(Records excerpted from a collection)
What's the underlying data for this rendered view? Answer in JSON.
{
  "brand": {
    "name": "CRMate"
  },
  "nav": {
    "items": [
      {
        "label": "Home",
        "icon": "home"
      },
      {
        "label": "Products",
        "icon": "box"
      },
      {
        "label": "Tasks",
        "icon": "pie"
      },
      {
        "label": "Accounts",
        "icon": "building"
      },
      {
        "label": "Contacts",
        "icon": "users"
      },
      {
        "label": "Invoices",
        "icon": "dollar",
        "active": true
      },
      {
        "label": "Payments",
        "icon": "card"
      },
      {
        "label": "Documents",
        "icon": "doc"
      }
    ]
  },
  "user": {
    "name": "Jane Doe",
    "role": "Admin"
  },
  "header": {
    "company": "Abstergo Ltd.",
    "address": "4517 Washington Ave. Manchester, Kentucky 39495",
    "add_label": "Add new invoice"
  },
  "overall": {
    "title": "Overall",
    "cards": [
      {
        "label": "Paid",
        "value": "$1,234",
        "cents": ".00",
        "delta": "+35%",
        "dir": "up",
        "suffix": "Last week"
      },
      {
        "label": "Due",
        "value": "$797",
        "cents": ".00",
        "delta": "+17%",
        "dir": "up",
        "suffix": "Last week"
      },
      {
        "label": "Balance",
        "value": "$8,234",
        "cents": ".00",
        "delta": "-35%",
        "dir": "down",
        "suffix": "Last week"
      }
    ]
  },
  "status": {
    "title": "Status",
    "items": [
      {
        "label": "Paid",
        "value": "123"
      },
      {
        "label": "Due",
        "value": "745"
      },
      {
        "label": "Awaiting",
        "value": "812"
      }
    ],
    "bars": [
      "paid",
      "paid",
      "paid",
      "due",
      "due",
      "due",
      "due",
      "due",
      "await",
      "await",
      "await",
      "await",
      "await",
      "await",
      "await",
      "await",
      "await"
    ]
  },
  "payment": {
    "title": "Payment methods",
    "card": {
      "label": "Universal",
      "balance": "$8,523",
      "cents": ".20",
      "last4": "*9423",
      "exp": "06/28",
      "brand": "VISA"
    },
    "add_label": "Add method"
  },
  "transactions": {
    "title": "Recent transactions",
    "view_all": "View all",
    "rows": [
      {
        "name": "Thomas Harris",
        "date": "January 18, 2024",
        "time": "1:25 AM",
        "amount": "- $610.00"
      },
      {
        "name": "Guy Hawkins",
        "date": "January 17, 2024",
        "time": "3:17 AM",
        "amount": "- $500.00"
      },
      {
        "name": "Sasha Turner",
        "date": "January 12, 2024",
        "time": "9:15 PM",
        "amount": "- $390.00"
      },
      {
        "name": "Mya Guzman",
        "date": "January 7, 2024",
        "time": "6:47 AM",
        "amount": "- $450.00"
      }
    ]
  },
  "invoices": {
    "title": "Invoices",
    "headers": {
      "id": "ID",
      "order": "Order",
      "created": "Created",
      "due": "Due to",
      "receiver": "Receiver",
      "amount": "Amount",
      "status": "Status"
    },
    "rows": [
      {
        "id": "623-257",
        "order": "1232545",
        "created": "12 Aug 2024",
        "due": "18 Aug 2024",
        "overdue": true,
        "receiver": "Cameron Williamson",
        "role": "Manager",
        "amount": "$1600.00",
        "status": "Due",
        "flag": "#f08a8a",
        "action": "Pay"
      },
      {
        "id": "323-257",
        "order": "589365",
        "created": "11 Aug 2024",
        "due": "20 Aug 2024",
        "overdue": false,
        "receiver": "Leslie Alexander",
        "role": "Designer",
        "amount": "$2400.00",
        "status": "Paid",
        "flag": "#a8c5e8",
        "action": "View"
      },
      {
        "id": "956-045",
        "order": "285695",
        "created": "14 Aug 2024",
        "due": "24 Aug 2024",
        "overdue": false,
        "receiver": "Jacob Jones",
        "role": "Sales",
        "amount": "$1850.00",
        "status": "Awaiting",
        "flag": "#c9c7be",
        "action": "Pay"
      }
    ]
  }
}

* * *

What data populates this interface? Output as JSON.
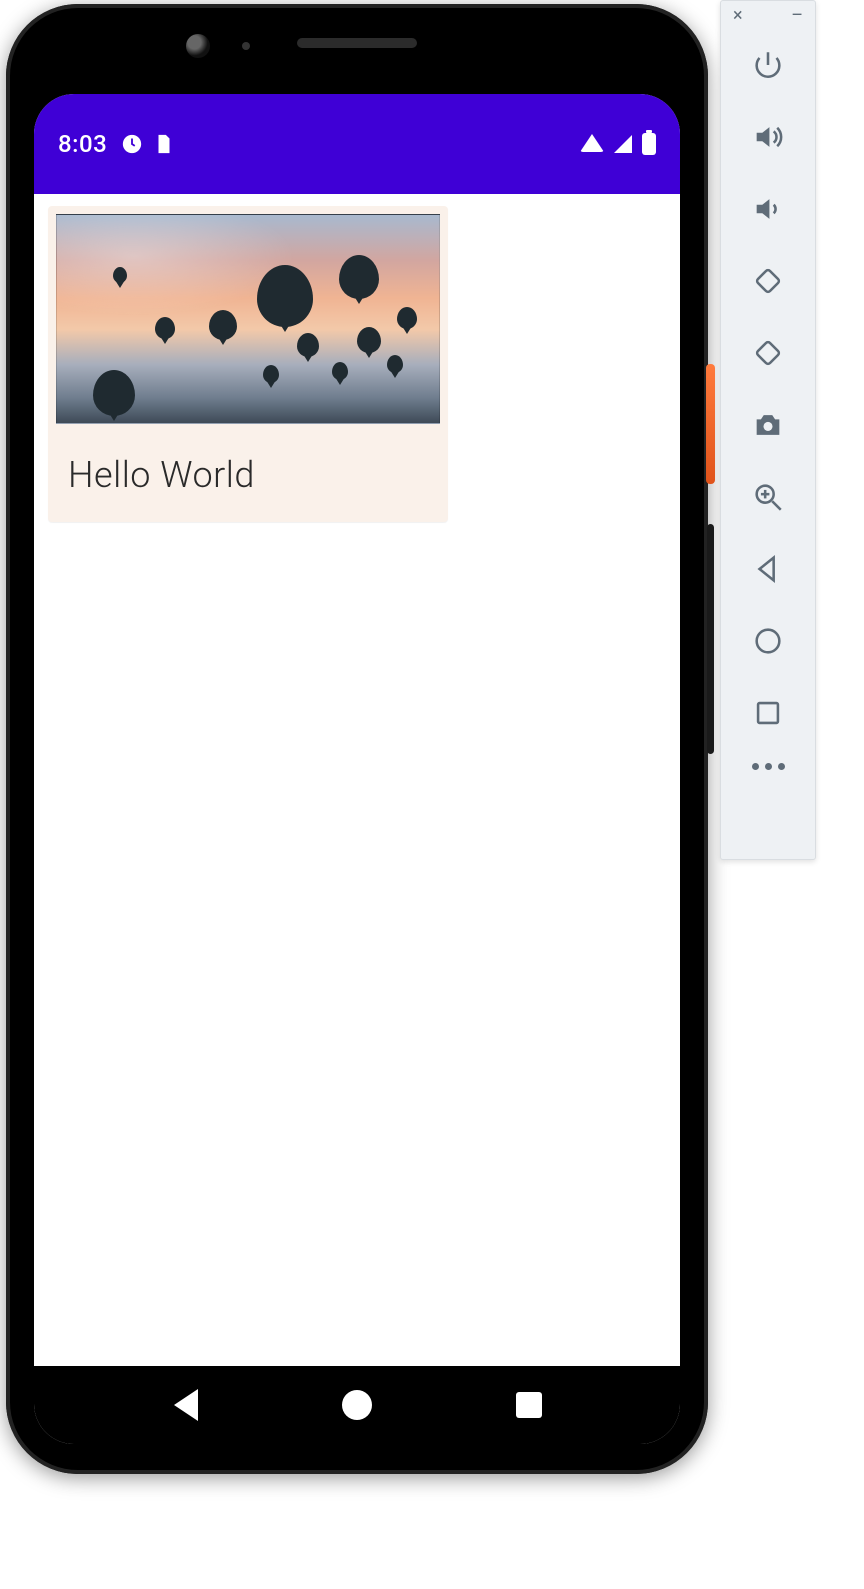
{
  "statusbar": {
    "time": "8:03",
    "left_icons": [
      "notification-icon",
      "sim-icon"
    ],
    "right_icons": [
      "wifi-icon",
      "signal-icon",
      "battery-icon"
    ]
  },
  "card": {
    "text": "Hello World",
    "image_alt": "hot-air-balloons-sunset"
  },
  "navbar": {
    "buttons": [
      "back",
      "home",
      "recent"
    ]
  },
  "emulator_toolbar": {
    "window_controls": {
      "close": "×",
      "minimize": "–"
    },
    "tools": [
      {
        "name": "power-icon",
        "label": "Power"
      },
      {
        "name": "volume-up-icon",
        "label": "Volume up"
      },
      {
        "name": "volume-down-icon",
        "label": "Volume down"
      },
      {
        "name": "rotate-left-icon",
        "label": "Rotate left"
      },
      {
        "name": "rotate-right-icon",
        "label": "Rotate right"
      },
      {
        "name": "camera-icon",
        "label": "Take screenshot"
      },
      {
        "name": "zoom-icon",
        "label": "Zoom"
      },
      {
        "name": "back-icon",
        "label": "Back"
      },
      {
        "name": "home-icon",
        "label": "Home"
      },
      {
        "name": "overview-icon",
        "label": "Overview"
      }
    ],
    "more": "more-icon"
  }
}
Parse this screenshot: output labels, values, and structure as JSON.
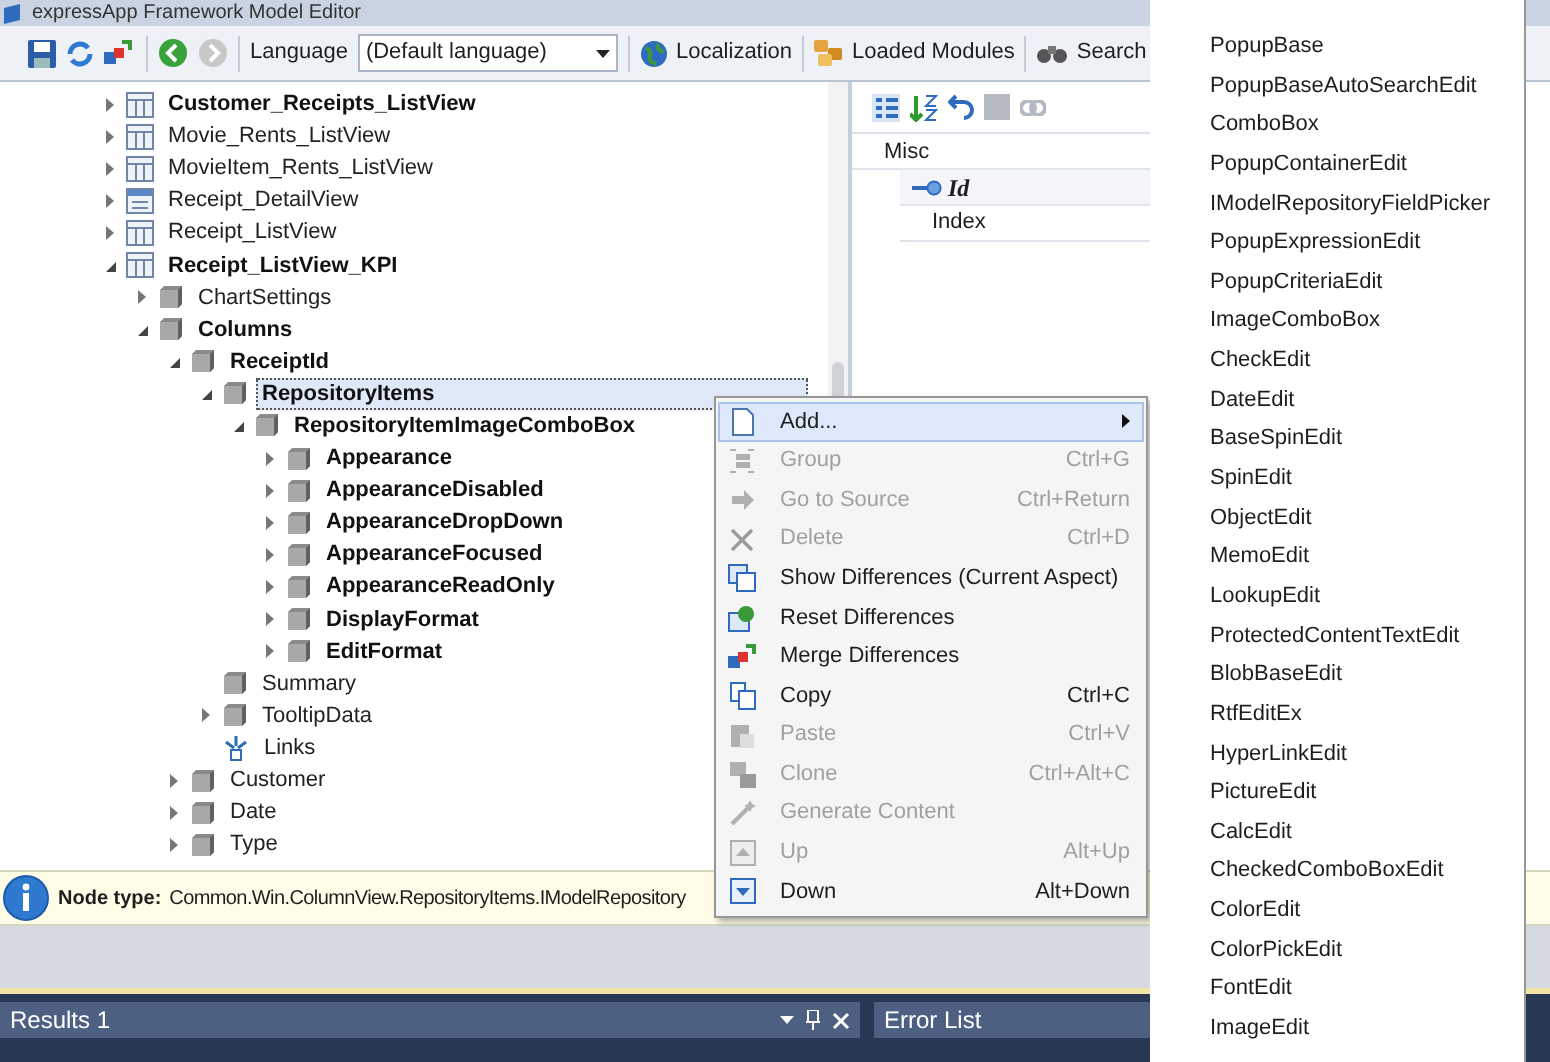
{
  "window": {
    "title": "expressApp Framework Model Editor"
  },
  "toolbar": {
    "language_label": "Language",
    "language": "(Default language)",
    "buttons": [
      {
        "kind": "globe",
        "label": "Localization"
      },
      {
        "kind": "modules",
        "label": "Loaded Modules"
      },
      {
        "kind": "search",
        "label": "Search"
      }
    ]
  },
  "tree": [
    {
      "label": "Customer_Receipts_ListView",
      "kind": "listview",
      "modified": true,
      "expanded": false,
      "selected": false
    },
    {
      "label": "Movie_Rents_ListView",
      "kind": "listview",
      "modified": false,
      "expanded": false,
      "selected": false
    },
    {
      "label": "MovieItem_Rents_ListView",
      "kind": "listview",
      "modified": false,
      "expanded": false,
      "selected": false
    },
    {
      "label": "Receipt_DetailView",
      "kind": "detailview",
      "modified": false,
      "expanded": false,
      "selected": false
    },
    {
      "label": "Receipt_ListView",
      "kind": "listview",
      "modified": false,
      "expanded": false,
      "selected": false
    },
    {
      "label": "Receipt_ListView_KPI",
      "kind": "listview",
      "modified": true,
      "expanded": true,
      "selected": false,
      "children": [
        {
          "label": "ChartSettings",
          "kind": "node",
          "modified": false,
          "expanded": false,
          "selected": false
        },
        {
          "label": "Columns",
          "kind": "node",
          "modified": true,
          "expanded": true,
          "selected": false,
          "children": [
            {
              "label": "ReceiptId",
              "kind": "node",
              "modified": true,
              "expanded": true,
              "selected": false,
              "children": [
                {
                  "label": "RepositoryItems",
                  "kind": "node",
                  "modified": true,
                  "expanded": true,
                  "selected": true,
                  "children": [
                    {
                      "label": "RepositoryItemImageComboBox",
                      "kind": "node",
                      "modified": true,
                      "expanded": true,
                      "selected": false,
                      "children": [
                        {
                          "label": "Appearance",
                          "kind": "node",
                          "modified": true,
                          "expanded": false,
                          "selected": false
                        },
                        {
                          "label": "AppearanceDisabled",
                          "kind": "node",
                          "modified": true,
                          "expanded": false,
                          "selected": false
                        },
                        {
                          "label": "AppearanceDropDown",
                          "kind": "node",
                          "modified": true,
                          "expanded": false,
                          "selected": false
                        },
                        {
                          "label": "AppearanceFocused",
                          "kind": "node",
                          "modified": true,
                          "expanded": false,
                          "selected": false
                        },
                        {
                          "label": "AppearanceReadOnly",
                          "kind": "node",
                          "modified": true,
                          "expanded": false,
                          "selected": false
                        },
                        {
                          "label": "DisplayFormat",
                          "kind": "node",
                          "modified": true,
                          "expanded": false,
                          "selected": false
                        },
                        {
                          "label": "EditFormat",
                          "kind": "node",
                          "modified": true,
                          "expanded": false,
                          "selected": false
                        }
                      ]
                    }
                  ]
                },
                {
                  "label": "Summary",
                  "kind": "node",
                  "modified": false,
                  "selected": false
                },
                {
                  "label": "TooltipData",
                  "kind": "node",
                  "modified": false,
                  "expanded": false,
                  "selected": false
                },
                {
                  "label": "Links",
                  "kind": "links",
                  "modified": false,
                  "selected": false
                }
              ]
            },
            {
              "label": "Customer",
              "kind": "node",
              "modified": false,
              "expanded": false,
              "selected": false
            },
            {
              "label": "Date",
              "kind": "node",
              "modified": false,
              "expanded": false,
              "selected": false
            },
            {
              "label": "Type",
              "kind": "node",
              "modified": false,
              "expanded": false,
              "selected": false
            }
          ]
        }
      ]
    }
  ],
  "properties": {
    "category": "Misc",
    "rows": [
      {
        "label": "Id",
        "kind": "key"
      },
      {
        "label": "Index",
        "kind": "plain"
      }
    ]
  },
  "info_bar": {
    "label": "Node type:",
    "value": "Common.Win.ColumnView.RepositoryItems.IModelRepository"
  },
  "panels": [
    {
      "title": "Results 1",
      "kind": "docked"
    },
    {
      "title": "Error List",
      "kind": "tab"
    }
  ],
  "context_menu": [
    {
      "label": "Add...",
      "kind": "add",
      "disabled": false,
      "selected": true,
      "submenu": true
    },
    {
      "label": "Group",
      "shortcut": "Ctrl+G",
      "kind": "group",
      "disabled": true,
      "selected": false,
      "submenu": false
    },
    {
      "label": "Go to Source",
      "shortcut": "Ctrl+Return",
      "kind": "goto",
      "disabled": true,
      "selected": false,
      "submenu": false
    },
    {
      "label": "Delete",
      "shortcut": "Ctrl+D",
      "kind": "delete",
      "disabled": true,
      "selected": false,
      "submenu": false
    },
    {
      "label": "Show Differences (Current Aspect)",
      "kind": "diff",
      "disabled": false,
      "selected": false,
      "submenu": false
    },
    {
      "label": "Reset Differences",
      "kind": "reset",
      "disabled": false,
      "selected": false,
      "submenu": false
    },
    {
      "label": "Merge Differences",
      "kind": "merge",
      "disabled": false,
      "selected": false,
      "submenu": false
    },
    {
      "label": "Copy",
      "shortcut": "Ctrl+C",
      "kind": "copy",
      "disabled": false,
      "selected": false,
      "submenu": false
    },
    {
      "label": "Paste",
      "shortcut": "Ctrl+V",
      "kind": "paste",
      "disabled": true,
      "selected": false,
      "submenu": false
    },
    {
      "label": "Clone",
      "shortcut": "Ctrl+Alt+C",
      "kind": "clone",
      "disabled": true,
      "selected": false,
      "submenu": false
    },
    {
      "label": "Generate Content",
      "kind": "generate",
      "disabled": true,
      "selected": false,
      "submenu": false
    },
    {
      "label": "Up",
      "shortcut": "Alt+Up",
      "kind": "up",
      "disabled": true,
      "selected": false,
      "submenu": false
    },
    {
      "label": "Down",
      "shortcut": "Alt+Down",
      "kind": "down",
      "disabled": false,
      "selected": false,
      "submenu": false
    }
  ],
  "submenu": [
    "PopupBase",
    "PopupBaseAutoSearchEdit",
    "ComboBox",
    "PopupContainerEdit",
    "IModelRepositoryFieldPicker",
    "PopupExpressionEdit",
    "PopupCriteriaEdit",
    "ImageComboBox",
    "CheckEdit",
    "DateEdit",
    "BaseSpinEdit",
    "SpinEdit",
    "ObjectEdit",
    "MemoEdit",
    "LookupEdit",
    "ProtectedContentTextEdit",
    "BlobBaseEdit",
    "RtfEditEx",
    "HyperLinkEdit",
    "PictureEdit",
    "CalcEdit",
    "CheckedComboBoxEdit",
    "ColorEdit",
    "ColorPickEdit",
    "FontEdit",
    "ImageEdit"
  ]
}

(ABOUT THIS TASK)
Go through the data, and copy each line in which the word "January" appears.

(WRITTEN SOLUTION)
        "date": "January 18, 2024",
        "date": "January 17, 2024",
        "date": "January 12, 2024",
        "date": "January 7, 2024",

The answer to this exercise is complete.